The GCAA Chairman highlighted some of the challenges including Guyana’s ability to respond to issues which deal with Aviation Safety, Air Traffic Management, Economic Regulations (for both domestic and international operations) reliable and adequate International Air Transportation Services Aviation Security and the modernisation of airport facilities. He said Guyana is also faced with the challenge of the need to strengthen institutional capacity, recruiting additional staff, and providing specialised and relevant training for current qualified staff members.  
“Recognising these immediate challenges are okay, however the obvious question is what is being done to respond to them and also to evolve to meet the challenges of the 21st  century,” Denbow noted.
He opined that Guyana and more specifically the GCAA may have been too slow in reacting to the dynamics of the International Civil Aviation Community with respect to these issues. He said since 1993, it has not been in full conformity with international standards and recommended practices. The local aviation sector is now subject to ICAO’s Universal Safety Oversight Audit, Denbow said. This comprehensive systems approach for the conduct of safety oversight audits has to maintain as core elements the safety provisions contained in, personnel licencing, aircraft operations, aircraft air worthiness, air traffic control services, air traffic services, accident investigations and aerodromes.

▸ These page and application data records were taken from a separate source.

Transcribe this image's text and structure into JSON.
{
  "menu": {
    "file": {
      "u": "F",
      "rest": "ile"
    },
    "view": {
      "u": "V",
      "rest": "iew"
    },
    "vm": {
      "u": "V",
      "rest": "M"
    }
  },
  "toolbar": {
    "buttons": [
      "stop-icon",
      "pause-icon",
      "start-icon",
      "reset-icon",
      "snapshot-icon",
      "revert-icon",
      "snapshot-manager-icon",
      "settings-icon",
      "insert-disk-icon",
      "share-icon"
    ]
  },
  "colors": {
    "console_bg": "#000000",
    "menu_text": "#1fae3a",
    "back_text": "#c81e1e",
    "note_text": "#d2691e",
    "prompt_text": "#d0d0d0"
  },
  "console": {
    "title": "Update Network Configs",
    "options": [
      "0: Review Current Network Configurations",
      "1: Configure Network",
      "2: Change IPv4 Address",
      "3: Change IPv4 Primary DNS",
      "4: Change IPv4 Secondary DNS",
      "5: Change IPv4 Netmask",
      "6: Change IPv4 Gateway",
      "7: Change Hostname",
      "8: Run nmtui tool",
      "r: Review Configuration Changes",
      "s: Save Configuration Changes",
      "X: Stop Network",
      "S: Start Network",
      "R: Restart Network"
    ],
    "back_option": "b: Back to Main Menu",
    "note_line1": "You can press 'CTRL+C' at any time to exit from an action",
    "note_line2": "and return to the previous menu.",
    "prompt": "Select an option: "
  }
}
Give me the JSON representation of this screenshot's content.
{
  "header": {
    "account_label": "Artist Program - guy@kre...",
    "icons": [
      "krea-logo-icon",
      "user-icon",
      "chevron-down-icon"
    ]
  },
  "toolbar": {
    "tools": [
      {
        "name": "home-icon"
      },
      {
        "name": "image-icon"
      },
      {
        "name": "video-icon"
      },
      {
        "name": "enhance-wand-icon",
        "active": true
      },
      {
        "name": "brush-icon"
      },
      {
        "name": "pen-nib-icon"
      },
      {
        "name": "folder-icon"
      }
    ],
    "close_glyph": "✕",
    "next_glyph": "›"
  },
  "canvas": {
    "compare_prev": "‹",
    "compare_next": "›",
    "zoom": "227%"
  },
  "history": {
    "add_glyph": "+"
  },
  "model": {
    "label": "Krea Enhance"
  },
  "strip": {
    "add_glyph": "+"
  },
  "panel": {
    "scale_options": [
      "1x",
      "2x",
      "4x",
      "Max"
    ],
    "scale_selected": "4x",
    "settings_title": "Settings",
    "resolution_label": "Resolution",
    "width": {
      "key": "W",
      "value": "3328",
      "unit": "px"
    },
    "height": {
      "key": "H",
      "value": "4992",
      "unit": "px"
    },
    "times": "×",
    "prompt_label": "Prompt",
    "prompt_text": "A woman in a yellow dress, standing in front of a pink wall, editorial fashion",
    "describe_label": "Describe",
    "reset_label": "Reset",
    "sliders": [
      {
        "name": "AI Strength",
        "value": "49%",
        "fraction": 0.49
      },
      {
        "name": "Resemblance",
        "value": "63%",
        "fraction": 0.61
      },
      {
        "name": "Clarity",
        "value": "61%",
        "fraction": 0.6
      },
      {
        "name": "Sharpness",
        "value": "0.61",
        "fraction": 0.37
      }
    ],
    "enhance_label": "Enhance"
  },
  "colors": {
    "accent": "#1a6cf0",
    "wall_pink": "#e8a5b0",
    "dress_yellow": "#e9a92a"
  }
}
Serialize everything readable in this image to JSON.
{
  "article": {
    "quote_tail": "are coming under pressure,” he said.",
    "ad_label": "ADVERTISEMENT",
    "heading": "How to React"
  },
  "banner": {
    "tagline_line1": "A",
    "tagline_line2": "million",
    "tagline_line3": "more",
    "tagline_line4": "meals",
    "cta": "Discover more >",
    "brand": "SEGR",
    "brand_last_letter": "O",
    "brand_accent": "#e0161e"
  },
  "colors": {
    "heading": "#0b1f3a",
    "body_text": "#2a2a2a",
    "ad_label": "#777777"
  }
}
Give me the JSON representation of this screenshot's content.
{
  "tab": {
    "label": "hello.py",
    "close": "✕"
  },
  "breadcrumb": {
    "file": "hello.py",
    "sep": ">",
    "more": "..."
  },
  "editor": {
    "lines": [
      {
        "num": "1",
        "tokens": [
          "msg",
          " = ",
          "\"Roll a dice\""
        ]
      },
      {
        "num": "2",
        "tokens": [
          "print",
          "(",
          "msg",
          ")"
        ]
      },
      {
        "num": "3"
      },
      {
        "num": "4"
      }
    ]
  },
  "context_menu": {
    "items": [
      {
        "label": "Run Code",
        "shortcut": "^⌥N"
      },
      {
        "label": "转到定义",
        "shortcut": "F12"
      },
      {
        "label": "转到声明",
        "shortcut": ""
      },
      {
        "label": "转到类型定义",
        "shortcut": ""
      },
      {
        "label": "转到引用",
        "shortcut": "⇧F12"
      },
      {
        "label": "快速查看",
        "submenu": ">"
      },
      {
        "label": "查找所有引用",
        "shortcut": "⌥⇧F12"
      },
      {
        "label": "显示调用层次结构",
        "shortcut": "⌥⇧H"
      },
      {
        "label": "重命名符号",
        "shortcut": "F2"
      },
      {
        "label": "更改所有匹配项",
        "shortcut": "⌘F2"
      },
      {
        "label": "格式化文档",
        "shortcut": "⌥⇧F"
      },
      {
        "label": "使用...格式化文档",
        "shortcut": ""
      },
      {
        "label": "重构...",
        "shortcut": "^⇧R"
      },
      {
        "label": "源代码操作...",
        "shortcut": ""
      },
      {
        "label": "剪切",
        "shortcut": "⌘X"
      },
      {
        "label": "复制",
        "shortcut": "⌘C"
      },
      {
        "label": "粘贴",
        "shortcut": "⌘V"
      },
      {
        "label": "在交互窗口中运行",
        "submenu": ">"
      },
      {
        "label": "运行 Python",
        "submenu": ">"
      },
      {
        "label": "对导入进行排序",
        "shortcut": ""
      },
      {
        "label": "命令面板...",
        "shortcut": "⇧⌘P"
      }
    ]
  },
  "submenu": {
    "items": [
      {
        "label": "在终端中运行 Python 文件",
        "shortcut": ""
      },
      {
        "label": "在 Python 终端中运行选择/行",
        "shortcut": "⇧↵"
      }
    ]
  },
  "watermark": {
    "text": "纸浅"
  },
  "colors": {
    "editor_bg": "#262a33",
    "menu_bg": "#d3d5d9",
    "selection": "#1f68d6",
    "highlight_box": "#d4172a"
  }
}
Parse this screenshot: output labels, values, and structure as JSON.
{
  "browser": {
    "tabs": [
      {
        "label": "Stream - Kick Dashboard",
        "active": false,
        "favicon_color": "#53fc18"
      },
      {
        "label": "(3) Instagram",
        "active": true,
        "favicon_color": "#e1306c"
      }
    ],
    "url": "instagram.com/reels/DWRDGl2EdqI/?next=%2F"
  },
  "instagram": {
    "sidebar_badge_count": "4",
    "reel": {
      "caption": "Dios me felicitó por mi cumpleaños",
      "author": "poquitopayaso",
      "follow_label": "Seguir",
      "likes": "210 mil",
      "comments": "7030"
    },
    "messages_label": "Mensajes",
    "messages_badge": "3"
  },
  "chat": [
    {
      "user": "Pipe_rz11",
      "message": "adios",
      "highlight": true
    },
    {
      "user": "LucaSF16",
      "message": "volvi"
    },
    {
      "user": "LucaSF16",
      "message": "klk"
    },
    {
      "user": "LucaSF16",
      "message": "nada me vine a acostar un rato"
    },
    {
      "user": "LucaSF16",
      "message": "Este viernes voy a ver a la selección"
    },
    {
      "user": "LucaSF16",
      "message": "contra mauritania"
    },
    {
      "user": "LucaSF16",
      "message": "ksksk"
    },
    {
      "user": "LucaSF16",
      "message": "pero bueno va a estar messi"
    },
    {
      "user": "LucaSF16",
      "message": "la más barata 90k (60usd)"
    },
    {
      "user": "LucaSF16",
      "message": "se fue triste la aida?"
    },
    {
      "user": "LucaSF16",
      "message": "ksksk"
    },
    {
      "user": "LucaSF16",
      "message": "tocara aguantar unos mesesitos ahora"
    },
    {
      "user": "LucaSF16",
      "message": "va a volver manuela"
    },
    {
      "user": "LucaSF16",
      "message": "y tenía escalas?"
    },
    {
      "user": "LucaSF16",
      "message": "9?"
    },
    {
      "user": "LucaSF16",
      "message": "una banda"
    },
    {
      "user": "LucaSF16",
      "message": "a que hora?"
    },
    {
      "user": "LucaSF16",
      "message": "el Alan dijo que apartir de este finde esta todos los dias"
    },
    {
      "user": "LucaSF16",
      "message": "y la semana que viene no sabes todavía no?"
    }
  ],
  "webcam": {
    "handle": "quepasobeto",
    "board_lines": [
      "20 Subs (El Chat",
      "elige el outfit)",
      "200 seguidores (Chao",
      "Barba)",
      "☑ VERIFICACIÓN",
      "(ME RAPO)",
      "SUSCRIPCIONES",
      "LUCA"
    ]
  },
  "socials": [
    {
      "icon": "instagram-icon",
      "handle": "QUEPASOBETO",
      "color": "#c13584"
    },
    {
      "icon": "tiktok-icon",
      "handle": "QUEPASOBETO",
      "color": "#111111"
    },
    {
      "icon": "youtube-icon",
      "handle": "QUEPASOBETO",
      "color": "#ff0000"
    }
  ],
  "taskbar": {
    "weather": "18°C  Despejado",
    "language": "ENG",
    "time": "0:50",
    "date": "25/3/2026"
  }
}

The need for a national airline was stressed by Denbow, who said in a quotation by author Dr Bing Chang, ‘Civil aviation is an instrument of one’s foreign policy’. It is not wise for the local sector to depend on the services offered by foreign airlines, he added, and cited the more than 20 airlines that have come and gone from these shores. The lack of overseas training for staffers in the aviation sector was also cited by the board chairman.

For 2014, several goals will be pursued by the GCAA, according to its chairman. These include providing leadership in the development of a National Aviation Policy, reviewing the Civil Aviation Act 2000, strengthening the capacity of the GCAA, modernising the CJIA and Ogle International Airport along with hinterland airstrips, implementing and enforcing regulations for oversight of domestic operations, training in various fields such as air traffic management, aviation safety, security, economics, air worthiness and air law. The GCAA will push to promote air transport with Guyana and to the rest of the world, he added. “Therefore our air transport directorate will need to expand and deal with the legal and economic aspect of civil aviation”.

In brief remarks, GCAA Director General Zulficar Mohamed said that given the pace of advances technologically and new regulations coming into force, Guyana will find itself  “in a black hole” if it does not keep up. The GCAA, he said is already in the process of modernising its operations, management systems, data and communications networks, with surveillance capabilities earmarked for future improvement. Guyana remains challenged in terms of sourcing specially trained personnel, Mohamed said and its current Category 2 Federal Aviation Administration (FAA) rating will be improved to a Category 1 once all requirements can be adequately met.               
He outlined the huge increases in passengers travelling,  as well as the increased tonnage of cargo being moved over the last decade in particular,  and noted that given the interest from markets such those in the Middle East and China, the CJIA in particular will need expanding to keep up with future demands.

The ceremony saw 11 pilots, 5 engineers and more than 15 other aviation staffers being awarded for more than 20 years of service to the industry. (GINA)